The 11/20/15 Bellevue Reporter about Sound Transit’s Bellevue Tunnel prompted the following post
East Link Insanity Continues,
Sound Transit’s decision to begin the light rail tunnel this month is just another example of their insane approach to the area’s transportation problems. I chose insane because their actions reflect far more than just mere incompetence. (Their decision to partially close 1-90 Bridge on the same weekend as a 520 closure is an even more recent example.)
It’s almost as if ST gets some sort of perverse pleasure out of making things miserable for east side commuters. It’s not clear what the immediate impact will be but they could have at least waited until after the holidays to begin. According to the Bellevue Reporter it will take 4½ years to finish the 2½ block long tunnel.
This raises two questions. First, “Why are they beginning the tunnel more than 7 years before East Link service will begin in 2023?”. Second, “Why does it take 4½ years for the 2½ block Bellevue tunnel when they can complete the 4.3-mile Northgate tunnel in two years?
Apparently at least part of the reason is the ST decision to use a “Sequential Evacuation Method” (SEM) rather than a more conventional “bore-driven” tunnel. It involves carving out a section of tunnel and spraying the unsupported section with fast drying concrete to keep it from collapsing into the excavated area.
This SEM technique has worked well in other areas, most notably in Australia. Apparently the longer construction times are offset by lower costs as attested to by the fact the winning $121M bid was 23% lower than ST estimated costs. It wasn’t clear whether the winner had what would seem to be needed experience with this SEM technique.
The benefits of the lower cost apparently didn’t reduce the $100M the Bellevue City Council agreed to pay for the tunnel. Thus SEM is another example of where ST benefits from lower costs and the Bellevue central business district is faced with an additional 3 or more years of disruption associated with the excavation and construction of the tunnel.
Again, the tunnel decision is just the latest example of ST apparent animus toward eastside residents. Fifteen years ago they could have added 4th lanes to the I-90 outer roadways for non-transit HOV lanes and divided the center roadway into inbound and outbound bus only lanes. The bus lanes could have been combined with additional parking spaces to allow thousands of eastside residents access to express bus routes into Seattle; leaving their cars near where they live and easing congestion throughout the area.

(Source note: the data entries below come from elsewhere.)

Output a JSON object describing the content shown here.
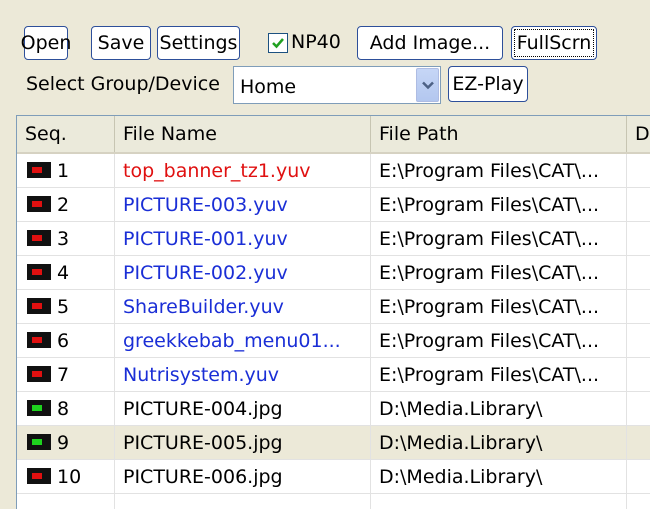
{
  "toolbar": {
    "open_label": "Open",
    "save_label": "Save",
    "settings_label": "Settings",
    "np40_label": "NP40",
    "np40_checked": true,
    "add_image_label": "Add Image...",
    "fullscreen_label": "FullScrn"
  },
  "group": {
    "label": "Select Group/Device",
    "selected": "Home",
    "ezplay_label": "EZ-Play"
  },
  "table": {
    "columns": [
      "Seq.",
      "File Name",
      "File Path",
      "D"
    ],
    "rows": [
      {
        "seq": "1",
        "name": "top_banner_tz1.yuv",
        "path": "E:\\Program Files\\CAT\\...",
        "lamp": "#e01010",
        "name_color": "#e01010"
      },
      {
        "seq": "2",
        "name": "PICTURE-003.yuv",
        "path": "E:\\Program Files\\CAT\\...",
        "lamp": "#e01010",
        "name_color": "#1a2ed6"
      },
      {
        "seq": "3",
        "name": "PICTURE-001.yuv",
        "path": "E:\\Program Files\\CAT\\...",
        "lamp": "#e01010",
        "name_color": "#1a2ed6"
      },
      {
        "seq": "4",
        "name": "PICTURE-002.yuv",
        "path": "E:\\Program Files\\CAT\\...",
        "lamp": "#e01010",
        "name_color": "#1a2ed6"
      },
      {
        "seq": "5",
        "name": "ShareBuilder.yuv",
        "path": "E:\\Program Files\\CAT\\...",
        "lamp": "#e01010",
        "name_color": "#1a2ed6"
      },
      {
        "seq": "6",
        "name": "greekkebab_menu01...",
        "path": "E:\\Program Files\\CAT\\...",
        "lamp": "#e01010",
        "name_color": "#1a2ed6"
      },
      {
        "seq": "7",
        "name": "Nutrisystem.yuv",
        "path": "E:\\Program Files\\CAT\\...",
        "lamp": "#e01010",
        "name_color": "#1a2ed6"
      },
      {
        "seq": "8",
        "name": "PICTURE-004.jpg",
        "path": "D:\\Media.Library\\",
        "lamp": "#1ed21e",
        "name_color": "#000000"
      },
      {
        "seq": "9",
        "name": "PICTURE-005.jpg",
        "path": "D:\\Media.Library\\",
        "lamp": "#1ed21e",
        "name_color": "#000000",
        "selected": true
      },
      {
        "seq": "10",
        "name": "PICTURE-006.jpg",
        "path": "D:\\Media.Library\\",
        "lamp": "#e01010",
        "name_color": "#000000"
      }
    ]
  }
}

Instead they never considered two-way bus lanes in the 2008 DEIS claiming light rail could accommodate up to 12,000 riders per hour in each direction and promising the 4th lanes, when finally opened to traffic in 2017, would provide “Travel times across I-90 for vehicles and trucks would also improve or remain similar with East Link”. Yet East Link will be limited to 4500 riders per hour and ST refuses to demonstrate that the outer roadways won’t have the same congestion problems I-5 HOV commuters are currently having. Meanwhile ST is in the process of devastating the route into Bellevue and plans to close the South Bellevue P&R next March, severely limiting eastside commuter P&R access to transit.
The ST decision to drop their “Integrated Transit Service” (ITS) with I-90 bus riders transferring to and from light rail for the Lake Washington Bridge portion of their commute essentially ends light rail access for most eastside commuters. (ST may or may not have recognized ITS would have increased I-90 Bridge congestion since the lack of light rail capacity would have resulted in more commuters forced to “drive” rather than “ride”.)
The end result is the vast majority of the 10,000 daily riders able to use the $3.6B East Link light rail will be Seattleites. Meanwhile eastside commuters can look forward to ever increasing congestion on I-405 and I-90. Blaming it on “mere incompetence” doesn’t do justice to the resulting debacle.